For the above experiment, we can write a quantum operation as: B·NOT·B = I (read as B followed by NOT, followed by B, results in I). I is the identity observable (similar to 1 in classical algebra). I indicates unchanged.
Observe that B·NOT·B does not have any equivalent in classical computers. There is no operation in classical computers which, when performed before and after a negation, produces unchanged results.
Figure 5. A Unique Quantum Operation.
Also note that another conclusion of the experiment is pretty weird:
Figure 6. Square Root of NOT.

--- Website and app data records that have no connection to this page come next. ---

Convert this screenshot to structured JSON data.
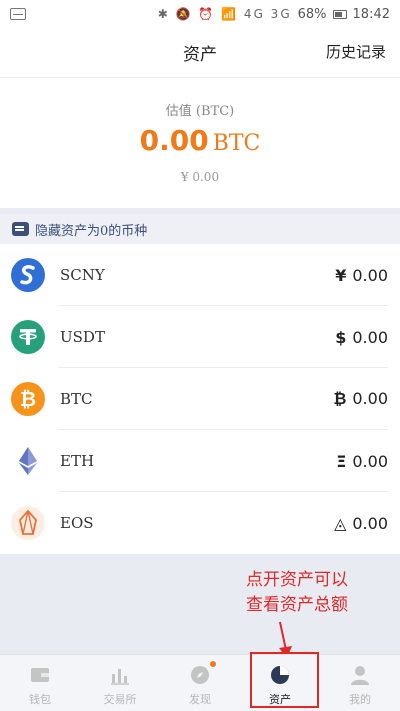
{
  "status_bar": {
    "battery": "68%",
    "time": "18:42",
    "icons": "✱ 🔕 ⏰ 📶 4G 3G"
  },
  "header": {
    "title": "资产",
    "history": "历史记录"
  },
  "estimate": {
    "label": "估值 (BTC)",
    "value": "0.00",
    "unit": "BTC",
    "cny": "¥ 0.00"
  },
  "hide_bar": {
    "label": "隐藏资产为0的币种"
  },
  "assets": [
    {
      "name": "SCNY",
      "symbol": "¥",
      "balance": "0.00",
      "icon": "scny-icon",
      "color": "#2f6fd6"
    },
    {
      "name": "USDT",
      "symbol": "$",
      "balance": "0.00",
      "icon": "tether-icon",
      "color": "#26a17b"
    },
    {
      "name": "BTC",
      "symbol": "₿",
      "balance": "0.00",
      "icon": "bitcoin-icon",
      "color": "#f7931a"
    },
    {
      "name": "ETH",
      "symbol": "Ξ",
      "balance": "0.00",
      "icon": "ethereum-icon",
      "color": "#627eea"
    },
    {
      "name": "EOS",
      "symbol": "◬",
      "balance": "0.00",
      "icon": "eos-icon",
      "color": "#e8733a"
    }
  ],
  "annotation": {
    "line1": "点开资产可以",
    "line2": "查看资产总额"
  },
  "nav": [
    {
      "label": "钱包",
      "icon": "wallet-icon"
    },
    {
      "label": "交易所",
      "icon": "chart-icon"
    },
    {
      "label": "发现",
      "icon": "compass-icon"
    },
    {
      "label": "资产",
      "icon": "pie-chart-icon"
    },
    {
      "label": "我的",
      "icon": "user-icon"
    }
  ],
  "colors": {
    "accent": "#f07918",
    "annotation": "#e02828",
    "hide_bar": "#3b4f7a"
  }
}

This square root of NOT is also an interesting operation that finds many useful applications in the quantum computing theory - deserves another article!
At this point, it is enough even if you appreciate the idea that quantum computing is pretty different, and that it has systematically built rules of computing. Classical computers are just one approximation of Quantum Computers.
Applications of Quantum Computing
Quantum computing will not help us in doing a+b, or in implementing MFC/C++ applications. Researchers are working to figure out computational problems for which quantum computers will provide a significant speedup.
- There is some evidence that even for a quantum computer, NP-hard problems would remain difficult; these include the travaling salesman problem, or many other optimization problems.
- An exponential speedup in computation time will be possible for some problems which are not NP-hard, but not known to be solvable in polynomial time on a classical computer. The most important one is the Shor's algorithm: factoring a 100 digit number. A classical computer would take 1024 years, and a quantum computer can do it in 20 minutes! This is a big deal if you realize that Shor's (and similar such) algorithm(s) are a key to robust cryptography applications.
- Finger printing for data security & search applications: just 40 Qubits can fingerprint a 1000 page novel.
- Quantum communications and high speed, secure networks.
In addition, there are some really futuristic applications such as a "Google" for molecules - Paul Benioff has done some fundamental research on such quantum robots.
Certainly, the possibilities are endless. The future will be far more exciting than what we have possibly imagined!
Good references on Quantum Computing can be found at the places below:
Christoph Dürr provided the exact details of computational problems that quantum computers can solve. Thanks Christoph.
Your comments, suggestions, are all welcome! Either drop me a line Suchit.Tiwari@Ge.com, or post a comment here. I would be more than happy to get in touch.